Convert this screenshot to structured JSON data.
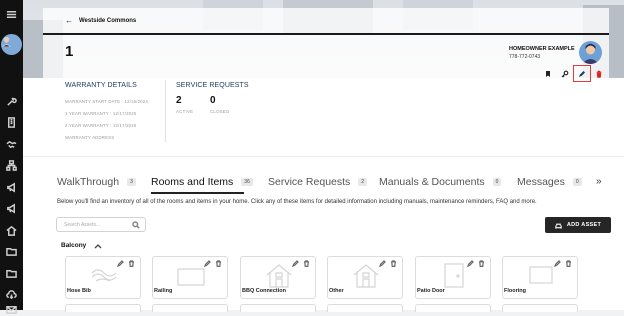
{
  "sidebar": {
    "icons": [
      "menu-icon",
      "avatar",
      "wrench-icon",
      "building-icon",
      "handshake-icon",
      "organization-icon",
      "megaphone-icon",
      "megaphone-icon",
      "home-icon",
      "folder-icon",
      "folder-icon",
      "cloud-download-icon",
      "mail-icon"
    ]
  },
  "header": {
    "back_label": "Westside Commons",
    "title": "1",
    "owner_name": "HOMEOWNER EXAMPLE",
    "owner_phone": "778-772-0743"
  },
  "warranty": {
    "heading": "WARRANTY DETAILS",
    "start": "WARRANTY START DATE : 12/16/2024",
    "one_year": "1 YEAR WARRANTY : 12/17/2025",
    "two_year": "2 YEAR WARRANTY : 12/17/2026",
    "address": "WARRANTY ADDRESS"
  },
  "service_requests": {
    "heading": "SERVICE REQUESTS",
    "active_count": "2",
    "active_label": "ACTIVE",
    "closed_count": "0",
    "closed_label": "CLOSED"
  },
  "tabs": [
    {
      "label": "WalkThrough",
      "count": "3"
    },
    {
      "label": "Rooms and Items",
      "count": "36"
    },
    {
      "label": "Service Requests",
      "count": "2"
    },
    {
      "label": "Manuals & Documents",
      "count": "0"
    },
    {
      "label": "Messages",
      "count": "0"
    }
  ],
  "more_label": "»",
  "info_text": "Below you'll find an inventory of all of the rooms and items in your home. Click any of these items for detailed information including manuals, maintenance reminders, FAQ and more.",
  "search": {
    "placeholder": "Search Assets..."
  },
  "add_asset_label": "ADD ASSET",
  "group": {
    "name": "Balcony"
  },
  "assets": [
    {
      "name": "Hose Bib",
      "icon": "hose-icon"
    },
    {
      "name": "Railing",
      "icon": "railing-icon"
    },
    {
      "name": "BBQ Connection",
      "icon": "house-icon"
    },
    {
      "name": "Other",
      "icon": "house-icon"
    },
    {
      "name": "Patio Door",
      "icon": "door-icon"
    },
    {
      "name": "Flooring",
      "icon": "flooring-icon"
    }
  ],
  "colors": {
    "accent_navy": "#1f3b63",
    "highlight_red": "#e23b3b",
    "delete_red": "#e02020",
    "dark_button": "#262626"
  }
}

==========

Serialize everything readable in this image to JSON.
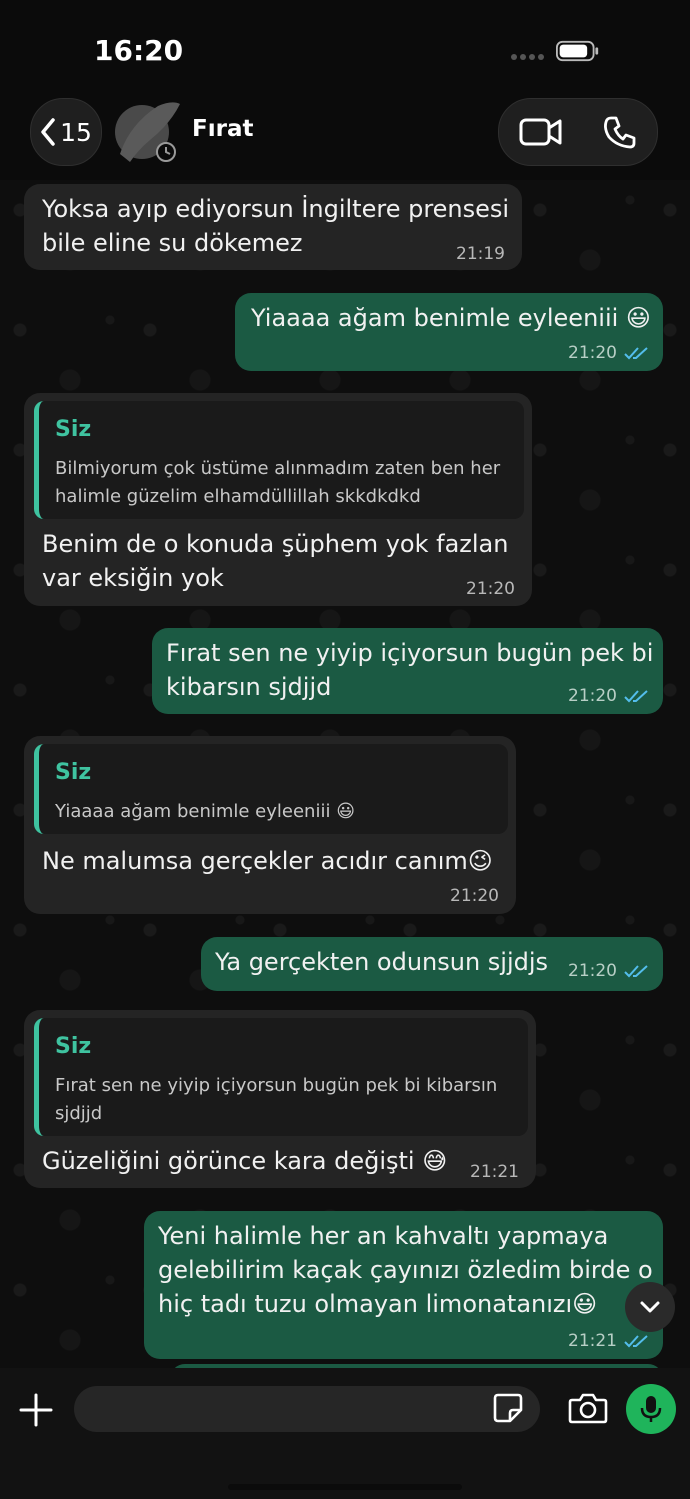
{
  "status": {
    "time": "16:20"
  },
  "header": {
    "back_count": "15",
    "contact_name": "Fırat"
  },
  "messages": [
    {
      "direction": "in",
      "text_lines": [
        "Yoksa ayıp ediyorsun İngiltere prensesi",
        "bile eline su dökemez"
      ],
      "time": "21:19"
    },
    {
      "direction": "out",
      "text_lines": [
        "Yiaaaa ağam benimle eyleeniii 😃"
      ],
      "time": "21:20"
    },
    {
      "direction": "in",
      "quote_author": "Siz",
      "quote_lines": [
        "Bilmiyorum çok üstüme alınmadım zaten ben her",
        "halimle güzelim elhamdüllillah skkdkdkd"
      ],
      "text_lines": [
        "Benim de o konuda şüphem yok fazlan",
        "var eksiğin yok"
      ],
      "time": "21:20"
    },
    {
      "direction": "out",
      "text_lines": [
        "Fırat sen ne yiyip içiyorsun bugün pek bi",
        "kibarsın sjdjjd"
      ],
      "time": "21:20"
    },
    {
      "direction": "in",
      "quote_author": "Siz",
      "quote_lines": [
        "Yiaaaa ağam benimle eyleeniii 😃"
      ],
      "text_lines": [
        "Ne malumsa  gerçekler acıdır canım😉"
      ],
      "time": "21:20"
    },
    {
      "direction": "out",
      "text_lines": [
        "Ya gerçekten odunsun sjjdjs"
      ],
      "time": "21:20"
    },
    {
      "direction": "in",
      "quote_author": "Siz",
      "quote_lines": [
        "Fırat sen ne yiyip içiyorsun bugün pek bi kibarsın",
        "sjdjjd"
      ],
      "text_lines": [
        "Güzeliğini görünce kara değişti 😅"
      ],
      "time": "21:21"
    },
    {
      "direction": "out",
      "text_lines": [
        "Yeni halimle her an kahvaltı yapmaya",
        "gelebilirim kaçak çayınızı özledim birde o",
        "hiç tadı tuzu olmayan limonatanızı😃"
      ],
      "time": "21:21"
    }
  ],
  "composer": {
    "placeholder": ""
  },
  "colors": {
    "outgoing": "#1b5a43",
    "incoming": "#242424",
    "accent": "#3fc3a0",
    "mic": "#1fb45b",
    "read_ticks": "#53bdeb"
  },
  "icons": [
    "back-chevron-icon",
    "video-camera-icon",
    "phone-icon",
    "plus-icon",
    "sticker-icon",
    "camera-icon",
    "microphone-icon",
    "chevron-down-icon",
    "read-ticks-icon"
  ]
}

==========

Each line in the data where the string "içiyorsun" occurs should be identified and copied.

        "Fırat sen ne yiyip içiyorsun bugün pek bi",
        "Fırat sen ne yiyip içiyorsun bugün pek bi kibarsın",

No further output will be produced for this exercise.